A man seeking to open a seafood operation on the Port Royal docks in Florida may still owe money from two previous businesses. The man reportedly has two separate seafood brokerages, both of which filed for bankruptcy. A shrimper from Florida claims that the man still owes her money from both companies. The officials at Port Royal are reportedly investigating these claims and other allegations before the approval of the seafood operation. Court filings can be used to check on any bankruptcies and foreclosures that may have been filed.
The seafood operation owner claims that his first business went bankrupt due to the effects of Hurricane Alberto and that the second business went bankrupt due to the actions of shrimpers that were allegedly selling his son inferior products. He filed for personal bankruptcy to clear the debts of the second business because it was easier than filing for a corporate bankruptcy. The local shrimper who contacted the port alleges that both companies still owe her a total of about $36,000 and the bankruptcy petition stated that balances were owed on up to 49 creditors.
The owner of the seafood operation had initially filed for Chapter 11 bankruptcy for his company, but this was changed to Chapter 7 bankruptcy after an investigation by the trustee. The trustee reported that the company was not profitable and that assets were disappearing from the company.

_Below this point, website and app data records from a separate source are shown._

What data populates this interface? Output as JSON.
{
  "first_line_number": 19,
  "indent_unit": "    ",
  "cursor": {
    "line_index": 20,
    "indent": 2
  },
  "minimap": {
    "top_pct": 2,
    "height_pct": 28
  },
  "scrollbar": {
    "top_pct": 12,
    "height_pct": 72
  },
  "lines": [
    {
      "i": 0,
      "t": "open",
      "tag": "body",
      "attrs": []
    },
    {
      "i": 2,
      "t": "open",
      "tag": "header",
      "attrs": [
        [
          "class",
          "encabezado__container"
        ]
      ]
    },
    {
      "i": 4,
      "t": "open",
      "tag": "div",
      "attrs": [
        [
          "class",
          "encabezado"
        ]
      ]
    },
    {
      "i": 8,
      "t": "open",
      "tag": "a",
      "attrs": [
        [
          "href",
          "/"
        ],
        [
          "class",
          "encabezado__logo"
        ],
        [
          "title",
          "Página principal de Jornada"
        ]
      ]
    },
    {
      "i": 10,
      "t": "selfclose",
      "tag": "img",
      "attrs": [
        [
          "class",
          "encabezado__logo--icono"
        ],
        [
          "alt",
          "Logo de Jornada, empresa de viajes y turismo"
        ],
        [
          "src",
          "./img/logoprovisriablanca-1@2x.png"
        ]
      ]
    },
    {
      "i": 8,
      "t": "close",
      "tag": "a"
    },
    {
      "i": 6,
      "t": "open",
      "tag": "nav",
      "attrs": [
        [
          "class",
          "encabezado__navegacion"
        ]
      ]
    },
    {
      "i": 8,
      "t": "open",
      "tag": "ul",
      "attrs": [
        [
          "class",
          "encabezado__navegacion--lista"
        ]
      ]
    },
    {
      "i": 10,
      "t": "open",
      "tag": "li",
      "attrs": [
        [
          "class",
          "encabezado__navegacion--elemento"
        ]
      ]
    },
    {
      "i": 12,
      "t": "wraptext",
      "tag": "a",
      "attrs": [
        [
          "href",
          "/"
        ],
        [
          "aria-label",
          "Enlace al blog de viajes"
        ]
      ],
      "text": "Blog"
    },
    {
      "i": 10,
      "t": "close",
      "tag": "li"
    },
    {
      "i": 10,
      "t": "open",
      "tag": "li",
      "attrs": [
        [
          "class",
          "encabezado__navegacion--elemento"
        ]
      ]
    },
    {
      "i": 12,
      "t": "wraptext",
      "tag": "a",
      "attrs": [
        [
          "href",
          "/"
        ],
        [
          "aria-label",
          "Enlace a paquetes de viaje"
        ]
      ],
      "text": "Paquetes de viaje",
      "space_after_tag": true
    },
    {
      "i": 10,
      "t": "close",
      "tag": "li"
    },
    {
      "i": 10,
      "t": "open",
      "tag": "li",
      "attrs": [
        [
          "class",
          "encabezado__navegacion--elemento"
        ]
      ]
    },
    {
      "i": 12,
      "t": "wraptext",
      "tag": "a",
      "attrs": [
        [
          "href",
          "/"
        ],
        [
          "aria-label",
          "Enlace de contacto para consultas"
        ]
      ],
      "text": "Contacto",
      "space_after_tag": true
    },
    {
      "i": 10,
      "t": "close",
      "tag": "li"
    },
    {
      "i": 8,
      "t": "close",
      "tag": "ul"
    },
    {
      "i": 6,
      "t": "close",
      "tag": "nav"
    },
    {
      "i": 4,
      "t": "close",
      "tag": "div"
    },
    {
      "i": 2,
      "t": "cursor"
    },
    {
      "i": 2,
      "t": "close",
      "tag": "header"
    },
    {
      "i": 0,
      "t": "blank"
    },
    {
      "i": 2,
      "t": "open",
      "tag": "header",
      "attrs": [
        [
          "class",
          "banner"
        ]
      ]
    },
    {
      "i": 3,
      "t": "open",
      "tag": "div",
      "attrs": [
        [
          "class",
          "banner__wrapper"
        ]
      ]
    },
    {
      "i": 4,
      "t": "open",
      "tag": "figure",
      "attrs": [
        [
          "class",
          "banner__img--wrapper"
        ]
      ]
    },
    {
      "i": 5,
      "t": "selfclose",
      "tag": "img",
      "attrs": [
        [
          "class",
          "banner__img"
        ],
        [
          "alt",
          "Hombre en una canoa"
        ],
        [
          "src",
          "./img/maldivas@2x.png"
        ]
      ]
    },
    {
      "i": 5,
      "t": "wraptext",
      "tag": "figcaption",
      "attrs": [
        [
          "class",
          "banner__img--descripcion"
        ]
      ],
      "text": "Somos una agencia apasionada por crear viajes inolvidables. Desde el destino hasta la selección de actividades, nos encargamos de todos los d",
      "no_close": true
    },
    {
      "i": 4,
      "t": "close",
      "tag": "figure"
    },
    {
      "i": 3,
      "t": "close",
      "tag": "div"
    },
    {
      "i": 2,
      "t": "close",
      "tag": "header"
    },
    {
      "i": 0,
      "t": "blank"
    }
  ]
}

Chapter 13 and Chapter 11 bankruptcy allow the restructuring of debts, and Chapter 7 bankruptcy requires the liquidation of assets to dissolve debts. Filing for bankruptcy is a complex legal process that may be made easier with the aid of a bankruptcy and foreclosure attorney. An attorney could help a business owner or individual decide which type of bankruptcy is best for their situation.
Source: Islandpacket, “Bankruptcy filings, nonpayment claims temper port royal officials’ enthusiasm for shrimp dock deal”, Erin Moody, June 01, 2013